  5. 5. DP/2004/19 (b) Non-core resource mobilization for specific country operations, or for thematic activities, building on existing partnerships with multilateral and bilateral donors and also targeting private sector institutions. (c) Fee income from technical services, given the proven demand for UNCDF expertise, but mindful of the need to ensure full recovery of the costs involved in providing these services. (d) Capital lending, through development of loan and investment products for specific service lines, and specific countries.
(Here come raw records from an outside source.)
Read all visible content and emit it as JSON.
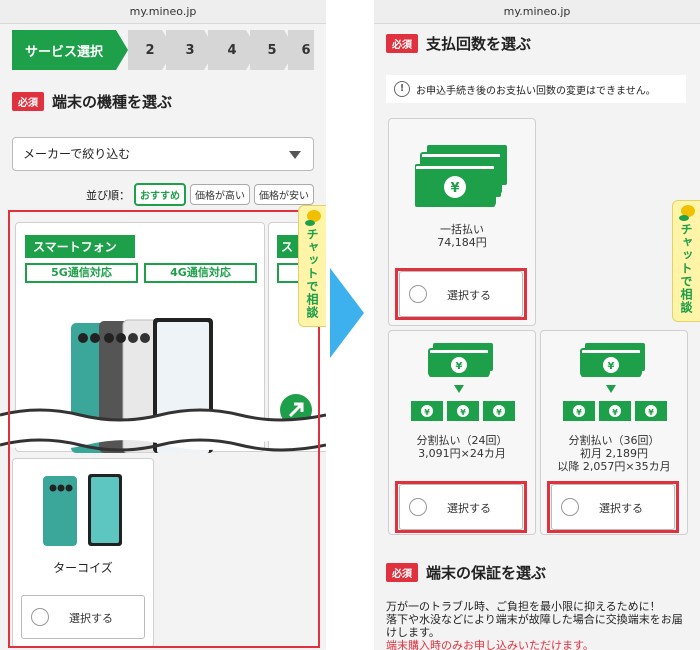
{
  "url": "my.mineo.jp",
  "steps": [
    "サービス選択",
    "2",
    "3",
    "4",
    "5",
    "6"
  ],
  "left": {
    "required_badge": "必須",
    "device_section_title": "端末の機種を選ぶ",
    "maker_filter_placeholder": "メーカーで絞り込む",
    "sort_label": "並び順：",
    "sort_options": [
      "おすすめ",
      "価格が高い",
      "価格が安い"
    ],
    "category_tag": "スマートフォン",
    "category_tag_short": "ス",
    "network_tags": [
      "5G通信対応",
      "4G通信対応"
    ],
    "network_tag_short": "",
    "color_name": "ターコイズ",
    "select_button": "選択する"
  },
  "chat_tab_label": "チャットで相談",
  "right": {
    "required_badge": "必須",
    "payment_section_title": "支払回数を選ぶ",
    "notice_text": "お申込手続き後のお支払い回数の変更はできません。",
    "payment_options": [
      {
        "title": "一括払い",
        "price": "74,184円",
        "detail": ""
      },
      {
        "title": "分割払い（24回）",
        "price": "3,091円×24カ月",
        "detail": ""
      },
      {
        "title": "分割払い（36回）",
        "price": "初月 2,189円",
        "detail": "以降 2,057円×35カ月"
      }
    ],
    "select_button": "選択する",
    "warranty_badge": "必須",
    "warranty_title": "端末の保証を選ぶ",
    "warranty_line1": "万が一のトラブル時、ご負担を最小限に抑えるために！",
    "warranty_line2": "落下や水没などにより端末が故障した場合に交換端末をお届けします。",
    "warranty_note": "端末購入時のみお申し込みいただけます。"
  },
  "colors": {
    "green": "#1e9f4a",
    "red": "#e0323e",
    "arrow": "#3db1ee",
    "teal": "#3aa79a"
  }
}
If successful, this might allow the Fund itself to borrow from capital markets at a later date, once a track record has been established. (e) Concessional loan funding of some elements of UNCDF capital assistance – to private enterprise and to governments in LDCs – although with an eye to the Fund’s specific comparative advantages, its legal statute, and the activities of other bilateral and multilateral funding agencies. 20. The IIA correctly underscored the lack of alignment between the existing governance structure and the resource mobilization strategy for core funding. This issue must be addressed in the context of the proposed changes. In deciding on the modalities for the necessary alignment, it will be important to take into account the drive by donors to support ongoing United Nations system reforms. 21. To conclude, the Fund will have to undergo urgent transformation to become more ‘market-oriented’ in its programmes and financially viable as an institution, while preserving and capitalizing on the hard-earned gains made in its support of local development and microfinance activities. Management would like to express its appreciation for the dedicated oversight by the Executive Board in past years and looks forward to the continued support and guidance of the Board through the transition period. 5